In Italy the inheritences are such that you may want to buy a property that is listed for sale but then have to convince 20 cousins that they want to sell.

This can make certain properties almost impossible to purchase and you may not know that until you have fallen in love with it.

5. Know that there will be delays

Purchasing property in Italy is a process and it goes how it goes. That said, I was very impressed by the time and care the local Notiao took to ensure that everything was fair and equitable.

The Notaio is charged with the task of ensuring that no one is getting hoodwinked. Ours was extremely careful and took great pains to ensure that we understood everything about the contract.

However an illness may cause delays as your Notaio may be the only one for miles.

6. Understand that renovation estimates can be wild guesses

My friend Clive who owns Casa Cielo BnB in Scalea, Italy has become the resident counselor to those who have purchased and seen their renovations go wrong and spiral out of control.

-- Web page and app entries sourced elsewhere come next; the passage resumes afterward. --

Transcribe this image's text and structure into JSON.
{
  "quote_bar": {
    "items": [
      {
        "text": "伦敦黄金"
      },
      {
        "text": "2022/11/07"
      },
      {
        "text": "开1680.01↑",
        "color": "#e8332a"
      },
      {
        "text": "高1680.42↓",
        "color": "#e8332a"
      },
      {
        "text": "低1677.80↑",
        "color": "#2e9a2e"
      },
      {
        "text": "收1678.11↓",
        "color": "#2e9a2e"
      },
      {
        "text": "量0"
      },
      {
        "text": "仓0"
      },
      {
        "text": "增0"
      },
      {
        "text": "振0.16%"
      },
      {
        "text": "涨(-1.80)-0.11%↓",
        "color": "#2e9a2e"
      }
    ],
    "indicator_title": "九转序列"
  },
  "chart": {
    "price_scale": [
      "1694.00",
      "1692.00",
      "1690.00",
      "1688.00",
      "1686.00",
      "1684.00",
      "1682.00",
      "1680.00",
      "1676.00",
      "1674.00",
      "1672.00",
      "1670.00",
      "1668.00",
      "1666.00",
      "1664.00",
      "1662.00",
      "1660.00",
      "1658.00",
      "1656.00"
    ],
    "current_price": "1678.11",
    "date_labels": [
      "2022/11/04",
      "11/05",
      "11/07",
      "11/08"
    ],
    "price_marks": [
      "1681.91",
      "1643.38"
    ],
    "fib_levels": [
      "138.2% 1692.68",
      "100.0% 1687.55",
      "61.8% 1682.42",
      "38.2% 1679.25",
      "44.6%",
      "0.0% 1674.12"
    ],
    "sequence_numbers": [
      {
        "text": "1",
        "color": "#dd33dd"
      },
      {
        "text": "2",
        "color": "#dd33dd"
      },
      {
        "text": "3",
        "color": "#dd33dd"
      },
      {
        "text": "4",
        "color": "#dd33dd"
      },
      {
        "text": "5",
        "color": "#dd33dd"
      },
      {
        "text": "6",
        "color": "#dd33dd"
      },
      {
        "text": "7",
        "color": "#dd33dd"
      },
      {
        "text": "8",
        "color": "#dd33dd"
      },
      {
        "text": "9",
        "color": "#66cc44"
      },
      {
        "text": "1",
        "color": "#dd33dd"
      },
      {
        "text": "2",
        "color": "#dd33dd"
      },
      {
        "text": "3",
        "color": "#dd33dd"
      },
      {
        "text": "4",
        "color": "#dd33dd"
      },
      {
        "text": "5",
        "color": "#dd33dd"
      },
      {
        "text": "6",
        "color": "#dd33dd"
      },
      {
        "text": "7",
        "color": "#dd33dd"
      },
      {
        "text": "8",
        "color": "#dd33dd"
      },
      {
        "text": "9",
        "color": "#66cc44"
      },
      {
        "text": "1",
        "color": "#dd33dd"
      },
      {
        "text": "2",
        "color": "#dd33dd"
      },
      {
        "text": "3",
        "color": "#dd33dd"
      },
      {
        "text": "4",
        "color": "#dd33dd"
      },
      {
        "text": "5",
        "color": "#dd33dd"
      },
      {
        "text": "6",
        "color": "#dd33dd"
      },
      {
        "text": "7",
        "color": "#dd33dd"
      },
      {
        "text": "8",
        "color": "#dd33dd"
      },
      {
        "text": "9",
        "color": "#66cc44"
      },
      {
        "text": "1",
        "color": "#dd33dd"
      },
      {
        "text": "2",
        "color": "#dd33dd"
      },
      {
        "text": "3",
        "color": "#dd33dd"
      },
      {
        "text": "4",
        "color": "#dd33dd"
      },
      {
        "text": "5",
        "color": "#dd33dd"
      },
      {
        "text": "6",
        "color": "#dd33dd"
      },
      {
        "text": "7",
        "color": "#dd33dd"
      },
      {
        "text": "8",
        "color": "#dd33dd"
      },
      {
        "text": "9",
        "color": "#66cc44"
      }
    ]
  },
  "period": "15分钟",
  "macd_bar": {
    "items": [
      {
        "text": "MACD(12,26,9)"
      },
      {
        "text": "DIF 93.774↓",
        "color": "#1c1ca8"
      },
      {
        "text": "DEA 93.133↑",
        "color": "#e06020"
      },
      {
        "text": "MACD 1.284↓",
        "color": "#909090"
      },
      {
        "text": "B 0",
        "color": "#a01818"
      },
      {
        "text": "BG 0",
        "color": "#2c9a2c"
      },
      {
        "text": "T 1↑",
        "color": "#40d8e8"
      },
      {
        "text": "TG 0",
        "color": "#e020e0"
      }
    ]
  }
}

A ruin in Italy is likely several centuries old and those of us who live in America which has very few old buildings don’t always understand the true meaning of the word “ruin”.

I have heard of properties having to be taken apart brick by brick and rebuilt.

My advice if you don’t know a contractor, is to purchase something habitable that perhaps needs floors and finishes.

We purchased our house and the attached ruin. We are willing to take it on as we have worked with the builder on several other house projects and he is good and trustworthy.

Additionally the structural work had already been done so it is just the interior that needs finishing.

Meanwhile, we have the house which is habitable and very nice and were able to enjoy it right away without waiting for renovations.

If you have your heart set on a total ruin renovation project, go ahead but budget twice the amount you are quoted.

7. Treat everyone with courtesy and respect

There is no nightmare quite as complete as buying a property somewhere and being ostrasized by everyone in the town.

These villages and towns have survived because they are like a large family. Courtesy goes a very long way and an effort to get along and become a part of the community is well rewarded with true and loyal friends.

Additionally, when you make the effort to speak and be understood in their language, you earn the respect of your new neighbors. They are way more willing to overlook any social gaffs made out of ignorance of local customs.

Super Savvy
Priceless experience

8. Don’t consider it an investment in anything but experience

When I was getting ready to make my purchase, several people asked me with horror in their voices, “Aren’t you afraid you will lose money?” as if that were the greatest sin I could ever commit.

The answer was, who cares what the market does after I buy? If I buy a property and I love it and it gives me joy and I can afford it, it is a good purchase. End of story. The property market gyrations would never make it worth any less in my eyes.

You are buying a dream. Dreams do not come with a price tag. It is whatever you are willing to pay for it that gives it its value.

There is a person who was looking at buying at the same time we were. She asked me all manner of questions like the above. She had so many “What if’s” that I gave up answering them.

Needless to say, she has not purchased and we have been enjoying our property for seven years now.

9. Once you have purchased don’t let anyone kill the love you have for your beautiful new home.

I don’t know why people do this but some have to tell you what a huge mistake you have made.

They have to prove to you that you have been foolish and normally it comes down to money that in their opinion you should not have spent.

These are the people who never do anything big in their lives. Listening to them is destructive.

In the end you will have done your homework, you will have experienced the ins and outs of a foreign property purchase and will have many, many years of beautiful experiences to enjoy as a result.

Buying property in Italy is absolutely worth the effort and the money.

If money is tight, look in Southern Italy. Calabria is stunning and the prices are so good you could almost put it on a credit card.

I’ll see you in Italy!

If you are interested in tips on making your whole life more beautiful, check out www.chasinglabellavita.com.